Copy out the data below verbatim.

┌──

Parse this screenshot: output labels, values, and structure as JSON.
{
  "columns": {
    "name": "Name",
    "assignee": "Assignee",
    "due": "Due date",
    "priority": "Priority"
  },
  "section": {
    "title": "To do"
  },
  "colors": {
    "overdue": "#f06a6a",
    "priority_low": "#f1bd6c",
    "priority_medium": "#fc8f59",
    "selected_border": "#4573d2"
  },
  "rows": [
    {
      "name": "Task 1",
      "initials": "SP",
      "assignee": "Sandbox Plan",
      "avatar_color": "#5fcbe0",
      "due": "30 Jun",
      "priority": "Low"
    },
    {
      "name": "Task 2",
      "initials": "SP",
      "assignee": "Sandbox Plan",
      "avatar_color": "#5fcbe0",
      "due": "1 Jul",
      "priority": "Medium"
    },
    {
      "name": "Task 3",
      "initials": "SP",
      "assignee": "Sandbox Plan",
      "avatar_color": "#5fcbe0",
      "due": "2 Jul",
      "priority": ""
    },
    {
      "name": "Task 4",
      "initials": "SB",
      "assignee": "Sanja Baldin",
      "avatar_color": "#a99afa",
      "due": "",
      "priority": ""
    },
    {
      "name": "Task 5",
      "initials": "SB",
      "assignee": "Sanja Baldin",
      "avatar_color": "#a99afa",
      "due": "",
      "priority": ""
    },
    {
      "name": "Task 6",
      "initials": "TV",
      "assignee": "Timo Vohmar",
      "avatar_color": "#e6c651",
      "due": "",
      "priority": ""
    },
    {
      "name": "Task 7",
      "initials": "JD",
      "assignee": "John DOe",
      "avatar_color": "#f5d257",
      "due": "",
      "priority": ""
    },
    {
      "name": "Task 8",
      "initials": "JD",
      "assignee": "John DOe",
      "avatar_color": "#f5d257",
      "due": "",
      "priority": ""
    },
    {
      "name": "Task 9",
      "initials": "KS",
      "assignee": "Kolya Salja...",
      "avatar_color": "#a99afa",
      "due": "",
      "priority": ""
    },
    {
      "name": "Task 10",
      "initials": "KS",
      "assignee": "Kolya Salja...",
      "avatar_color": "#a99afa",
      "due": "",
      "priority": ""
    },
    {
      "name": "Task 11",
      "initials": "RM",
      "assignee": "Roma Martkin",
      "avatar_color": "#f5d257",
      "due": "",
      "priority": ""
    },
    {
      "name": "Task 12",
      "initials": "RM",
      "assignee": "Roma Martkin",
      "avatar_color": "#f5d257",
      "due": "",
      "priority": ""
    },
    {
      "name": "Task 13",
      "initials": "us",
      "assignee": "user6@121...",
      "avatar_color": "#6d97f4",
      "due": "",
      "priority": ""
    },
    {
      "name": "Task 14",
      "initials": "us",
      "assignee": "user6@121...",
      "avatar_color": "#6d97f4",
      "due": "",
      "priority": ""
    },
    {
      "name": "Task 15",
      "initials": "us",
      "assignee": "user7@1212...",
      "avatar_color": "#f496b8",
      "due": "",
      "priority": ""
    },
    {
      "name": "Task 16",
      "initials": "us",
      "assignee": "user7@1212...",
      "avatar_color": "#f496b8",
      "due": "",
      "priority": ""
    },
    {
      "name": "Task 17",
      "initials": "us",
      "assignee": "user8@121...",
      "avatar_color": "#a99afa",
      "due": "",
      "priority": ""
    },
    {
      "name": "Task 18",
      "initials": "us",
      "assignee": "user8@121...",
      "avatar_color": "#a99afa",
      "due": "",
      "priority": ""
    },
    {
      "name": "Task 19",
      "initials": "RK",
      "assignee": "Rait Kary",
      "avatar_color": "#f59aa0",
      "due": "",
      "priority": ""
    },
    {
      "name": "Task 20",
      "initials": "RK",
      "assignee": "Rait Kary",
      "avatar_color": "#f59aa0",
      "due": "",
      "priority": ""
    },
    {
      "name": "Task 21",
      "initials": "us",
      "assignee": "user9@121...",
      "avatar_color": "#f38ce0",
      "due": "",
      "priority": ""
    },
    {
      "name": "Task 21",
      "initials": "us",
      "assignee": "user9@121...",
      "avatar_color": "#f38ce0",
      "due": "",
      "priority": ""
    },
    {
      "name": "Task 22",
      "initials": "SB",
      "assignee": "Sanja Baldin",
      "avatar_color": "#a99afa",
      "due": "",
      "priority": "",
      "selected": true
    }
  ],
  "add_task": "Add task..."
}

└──

▶ _Answer box_:
Parse this screenshot: output labels, values, and structure as JSON.
{
  "columns": {
    "name": "Name",
    "assignee": "Assignee",
    "due": "Due date",
    "priority": "Priority"
  },
  "section": {
    "title": "To do"
  },
  "colors": {
    "overdue": "#f06a6a",
    "priority_low": "#f1bd6c",
    "priority_medium": "#fc8f59",
    "selected_border": "#4573d2"
  },
  "rows": [
    {
      "name": "Task 1",
      "initials": "SP",
      "assignee": "Sandbox Plan",
      "avatar_color": "#5fcbe0",
      "due": "30 Jun",
      "priority": "Low"
    },
    {
      "name": "Task 2",
      "initials": "SP",
      "assignee": "Sandbox Plan",
      "avatar_color": "#5fcbe0",
      "due": "1 Jul",
      "priority": "Medium"
    },
    {
      "name": "Task 3",
      "initials": "SP",
      "assignee": "Sandbox Plan",
      "avatar_color": "#5fcbe0",
      "due": "2 Jul",
      "priority": ""
    },
    {
      "name": "Task 4",
      "initials": "SB",
      "assignee": "Sanja Baldin",
      "avatar_color": "#a99afa",
      "due": "",
      "priority": ""
    },
    {
      "name": "Task 5",
      "initials": "SB",
      "assignee": "Sanja Baldin",
      "avatar_color": "#a99afa",
      "due": "",
      "priority": ""
    },
    {
      "name": "Task 6",
      "initials": "TV",
      "assignee": "Timo Vohmar",
      "avatar_color": "#e6c651",
      "due": "",
      "priority": ""
    },
    {
      "name": "Task 7",
      "initials": "JD",
      "assignee": "John DOe",
      "avatar_color": "#f5d257",
      "due": "",
      "priority": ""
    },
    {
      "name": "Task 8",
      "initials": "JD",
      "assignee": "John DOe",
      "avatar_color": "#f5d257",
      "due": "",
      "priority": ""
    },
    {
      "name": "Task 9",
      "initials": "KS",
      "assignee": "Kolya Salja...",
      "avatar_color": "#a99afa",
      "due": "",
      "priority": ""
    },
    {
      "name": "Task 10",
      "initials": "KS",
      "assignee": "Kolya Salja...",
      "avatar_color": "#a99afa",
      "due": "",
      "priority": ""
    },
    {
      "name": "Task 11",
      "initials": "RM",
      "assignee": "Roma Martkin",
      "avatar_color": "#f5d257",
      "due": "",
      "priority": ""
    },
    {
      "name": "Task 12",
      "initials": "RM",
      "assignee": "Roma Martkin",
      "avatar_color": "#f5d257",
      "due": "",
      "priority": ""
    },
    {
      "name": "Task 13",
      "initials": "us",
      "assignee": "user6@121...",
      "avatar_color": "#6d97f4",
      "due": "",
      "priority": ""
    },
    {
      "name": "Task 14",
      "initials": "us",
      "assignee": "user6@121...",
      "avatar_color": "#6d97f4",
      "due": "",
      "priority": ""
    },
    {
      "name": "Task 15",
      "initials": "us",
      "assignee": "user7@1212...",
      "avatar_color": "#f496b8",
      "due": "",
      "priority": ""
    },
    {
      "name": "Task 16",
      "initials": "us",
      "assignee": "user7@1212...",
      "avatar_color": "#f496b8",
      "due": "",
      "priority": ""
    },
    {
      "name": "Task 17",
      "initials": "us",
      "assignee": "user8@121...",
      "avatar_color": "#a99afa",
      "due": "",
      "priority": ""
    },
    {
      "name": "Task 18",
      "initials": "us",
      "assignee": "user8@121...",
      "avatar_color": "#a99afa",
      "due": "",
      "priority": ""
    },
    {
      "name": "Task 19",
      "initials": "RK",
      "assignee": "Rait Kary",
      "avatar_color": "#f59aa0",
      "due": "",
      "priority": ""
    },
    {
      "name": "Task 20",
      "initials": "RK",
      "assignee": "Rait Kary",
      "avatar_color": "#f59aa0",
      "due": "",
      "priority": ""
    },
    {
      "name": "Task 21",
      "initials": "us",
      "assignee": "user9@121...",
      "avatar_color": "#f38ce0",
      "due": "",
      "priority": ""
    },
    {
      "name": "Task 21",
      "initials": "us",
      "assignee": "user9@121...",
      "avatar_color": "#f38ce0",
      "due": "",
      "priority": ""
    },
    {
      "name": "Task 22",
      "initials": "SB",
      "assignee": "Sanja Baldin",
      "avatar_color": "#a99afa",
      "due": "",
      "priority": "",
      "selected": true
    }
  ],
  "add_task": "Add task..."
}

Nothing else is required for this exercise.